**WORK REQUIRED:** Across the records below, count every line that contains the string "channel", then report the count alone.

**PROVIDED DATA:**

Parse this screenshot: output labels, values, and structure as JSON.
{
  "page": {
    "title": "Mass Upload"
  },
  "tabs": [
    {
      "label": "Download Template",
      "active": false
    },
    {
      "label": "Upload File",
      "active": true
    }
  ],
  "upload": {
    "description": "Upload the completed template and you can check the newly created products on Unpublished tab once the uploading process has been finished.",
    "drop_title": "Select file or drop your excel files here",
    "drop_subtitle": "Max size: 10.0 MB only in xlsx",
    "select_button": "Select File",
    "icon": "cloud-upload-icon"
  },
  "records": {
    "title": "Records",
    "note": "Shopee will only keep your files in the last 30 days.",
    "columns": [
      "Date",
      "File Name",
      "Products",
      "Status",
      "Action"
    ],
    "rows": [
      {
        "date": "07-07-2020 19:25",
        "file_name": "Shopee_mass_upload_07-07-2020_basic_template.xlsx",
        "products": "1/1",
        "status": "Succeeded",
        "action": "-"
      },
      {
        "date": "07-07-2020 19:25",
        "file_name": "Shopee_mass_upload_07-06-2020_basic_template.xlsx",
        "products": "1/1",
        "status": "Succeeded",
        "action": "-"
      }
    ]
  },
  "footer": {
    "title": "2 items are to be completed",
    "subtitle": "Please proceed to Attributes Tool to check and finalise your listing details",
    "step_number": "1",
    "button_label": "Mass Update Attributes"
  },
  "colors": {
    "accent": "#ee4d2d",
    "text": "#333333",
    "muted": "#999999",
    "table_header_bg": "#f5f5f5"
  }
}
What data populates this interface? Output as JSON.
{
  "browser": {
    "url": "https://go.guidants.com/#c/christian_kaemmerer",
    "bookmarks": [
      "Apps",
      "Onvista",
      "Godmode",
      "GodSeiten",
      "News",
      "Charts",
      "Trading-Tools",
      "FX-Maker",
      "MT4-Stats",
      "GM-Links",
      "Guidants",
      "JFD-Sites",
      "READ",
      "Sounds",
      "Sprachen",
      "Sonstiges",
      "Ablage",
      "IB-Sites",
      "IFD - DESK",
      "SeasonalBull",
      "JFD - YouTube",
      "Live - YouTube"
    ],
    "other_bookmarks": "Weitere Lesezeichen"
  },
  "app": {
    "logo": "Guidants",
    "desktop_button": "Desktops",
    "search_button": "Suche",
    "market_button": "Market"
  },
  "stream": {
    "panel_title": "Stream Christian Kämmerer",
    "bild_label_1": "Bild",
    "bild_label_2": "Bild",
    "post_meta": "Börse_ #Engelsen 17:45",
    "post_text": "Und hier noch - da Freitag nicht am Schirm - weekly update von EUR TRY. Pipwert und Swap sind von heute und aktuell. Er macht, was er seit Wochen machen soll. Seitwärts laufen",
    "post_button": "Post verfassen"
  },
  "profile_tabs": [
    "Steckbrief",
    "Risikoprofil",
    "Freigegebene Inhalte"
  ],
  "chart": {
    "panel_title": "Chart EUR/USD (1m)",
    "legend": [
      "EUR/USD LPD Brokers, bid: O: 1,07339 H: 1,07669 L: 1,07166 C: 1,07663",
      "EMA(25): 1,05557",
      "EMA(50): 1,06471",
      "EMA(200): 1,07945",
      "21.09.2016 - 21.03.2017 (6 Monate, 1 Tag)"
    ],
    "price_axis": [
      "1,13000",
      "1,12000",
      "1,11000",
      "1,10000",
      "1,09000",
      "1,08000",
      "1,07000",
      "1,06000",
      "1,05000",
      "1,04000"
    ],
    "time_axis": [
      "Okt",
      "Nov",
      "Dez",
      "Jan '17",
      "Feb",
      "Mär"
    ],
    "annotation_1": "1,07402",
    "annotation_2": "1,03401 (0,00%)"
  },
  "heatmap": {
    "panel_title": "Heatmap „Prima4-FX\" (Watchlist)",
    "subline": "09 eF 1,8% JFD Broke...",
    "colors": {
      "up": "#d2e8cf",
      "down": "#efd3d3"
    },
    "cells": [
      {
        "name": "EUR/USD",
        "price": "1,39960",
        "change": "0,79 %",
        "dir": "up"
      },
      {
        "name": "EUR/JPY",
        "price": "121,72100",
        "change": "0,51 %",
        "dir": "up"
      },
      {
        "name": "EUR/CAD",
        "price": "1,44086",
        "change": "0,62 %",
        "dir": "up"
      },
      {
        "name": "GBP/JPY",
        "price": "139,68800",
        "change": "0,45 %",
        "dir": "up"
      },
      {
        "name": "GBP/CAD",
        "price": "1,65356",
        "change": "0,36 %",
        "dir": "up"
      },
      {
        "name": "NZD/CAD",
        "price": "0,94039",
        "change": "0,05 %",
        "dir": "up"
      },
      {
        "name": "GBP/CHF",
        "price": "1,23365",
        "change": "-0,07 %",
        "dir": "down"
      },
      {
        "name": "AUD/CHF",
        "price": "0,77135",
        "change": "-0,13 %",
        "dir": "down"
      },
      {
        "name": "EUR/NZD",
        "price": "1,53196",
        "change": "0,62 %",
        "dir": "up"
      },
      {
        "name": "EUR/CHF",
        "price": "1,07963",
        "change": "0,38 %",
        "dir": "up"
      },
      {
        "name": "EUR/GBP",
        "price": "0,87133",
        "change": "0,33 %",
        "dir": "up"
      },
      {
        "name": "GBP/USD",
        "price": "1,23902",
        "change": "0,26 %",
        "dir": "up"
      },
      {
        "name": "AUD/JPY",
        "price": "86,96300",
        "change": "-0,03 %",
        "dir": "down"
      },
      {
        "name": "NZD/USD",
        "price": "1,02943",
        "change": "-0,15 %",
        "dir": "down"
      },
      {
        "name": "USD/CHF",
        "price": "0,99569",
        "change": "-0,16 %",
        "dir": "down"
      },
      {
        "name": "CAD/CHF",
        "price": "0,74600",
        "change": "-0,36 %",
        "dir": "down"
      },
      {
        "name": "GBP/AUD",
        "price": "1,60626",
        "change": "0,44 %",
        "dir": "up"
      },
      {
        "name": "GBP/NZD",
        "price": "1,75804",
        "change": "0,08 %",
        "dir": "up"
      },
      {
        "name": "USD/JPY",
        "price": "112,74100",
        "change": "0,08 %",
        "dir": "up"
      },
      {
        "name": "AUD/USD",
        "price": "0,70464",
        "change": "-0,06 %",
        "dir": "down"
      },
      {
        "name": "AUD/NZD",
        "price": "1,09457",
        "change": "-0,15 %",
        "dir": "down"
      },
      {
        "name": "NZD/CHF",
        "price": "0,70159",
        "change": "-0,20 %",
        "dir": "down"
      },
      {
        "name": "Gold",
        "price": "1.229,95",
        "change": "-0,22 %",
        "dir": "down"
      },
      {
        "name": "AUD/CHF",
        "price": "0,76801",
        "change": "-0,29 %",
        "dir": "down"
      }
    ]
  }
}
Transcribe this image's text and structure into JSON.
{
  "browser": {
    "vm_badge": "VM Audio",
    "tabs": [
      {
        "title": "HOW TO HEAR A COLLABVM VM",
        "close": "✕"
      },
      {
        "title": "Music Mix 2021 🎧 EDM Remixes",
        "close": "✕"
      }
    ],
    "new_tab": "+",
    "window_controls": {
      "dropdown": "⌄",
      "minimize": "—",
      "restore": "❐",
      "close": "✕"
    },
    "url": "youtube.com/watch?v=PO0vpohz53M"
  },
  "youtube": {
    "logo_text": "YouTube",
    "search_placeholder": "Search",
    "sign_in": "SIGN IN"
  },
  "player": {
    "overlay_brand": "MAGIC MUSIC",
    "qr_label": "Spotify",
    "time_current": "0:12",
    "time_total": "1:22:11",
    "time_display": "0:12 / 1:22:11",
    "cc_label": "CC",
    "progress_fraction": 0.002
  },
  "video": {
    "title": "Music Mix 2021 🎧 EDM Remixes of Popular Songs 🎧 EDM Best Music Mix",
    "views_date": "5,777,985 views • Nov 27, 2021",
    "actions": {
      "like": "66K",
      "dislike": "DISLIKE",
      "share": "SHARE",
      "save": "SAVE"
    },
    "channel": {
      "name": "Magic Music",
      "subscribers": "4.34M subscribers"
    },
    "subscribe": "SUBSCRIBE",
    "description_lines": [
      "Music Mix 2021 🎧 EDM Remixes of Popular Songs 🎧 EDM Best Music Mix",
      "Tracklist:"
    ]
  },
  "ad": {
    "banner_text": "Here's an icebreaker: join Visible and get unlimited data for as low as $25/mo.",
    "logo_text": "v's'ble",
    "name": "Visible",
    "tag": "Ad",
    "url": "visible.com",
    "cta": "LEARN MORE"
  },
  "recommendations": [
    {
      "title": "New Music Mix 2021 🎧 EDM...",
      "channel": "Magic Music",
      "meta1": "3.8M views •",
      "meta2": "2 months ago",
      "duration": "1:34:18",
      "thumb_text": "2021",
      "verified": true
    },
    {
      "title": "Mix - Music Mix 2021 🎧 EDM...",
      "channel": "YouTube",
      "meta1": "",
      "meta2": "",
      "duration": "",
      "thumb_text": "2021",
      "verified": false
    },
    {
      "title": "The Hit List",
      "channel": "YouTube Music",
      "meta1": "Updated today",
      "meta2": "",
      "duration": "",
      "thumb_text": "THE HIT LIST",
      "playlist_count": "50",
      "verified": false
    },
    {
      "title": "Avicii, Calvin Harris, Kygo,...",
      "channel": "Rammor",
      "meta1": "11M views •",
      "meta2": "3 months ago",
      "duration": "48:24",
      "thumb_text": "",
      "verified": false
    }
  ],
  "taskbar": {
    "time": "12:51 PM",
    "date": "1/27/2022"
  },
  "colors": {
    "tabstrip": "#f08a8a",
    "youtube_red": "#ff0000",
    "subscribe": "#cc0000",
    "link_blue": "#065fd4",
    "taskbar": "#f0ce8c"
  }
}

**TASK OUTPUT:** 5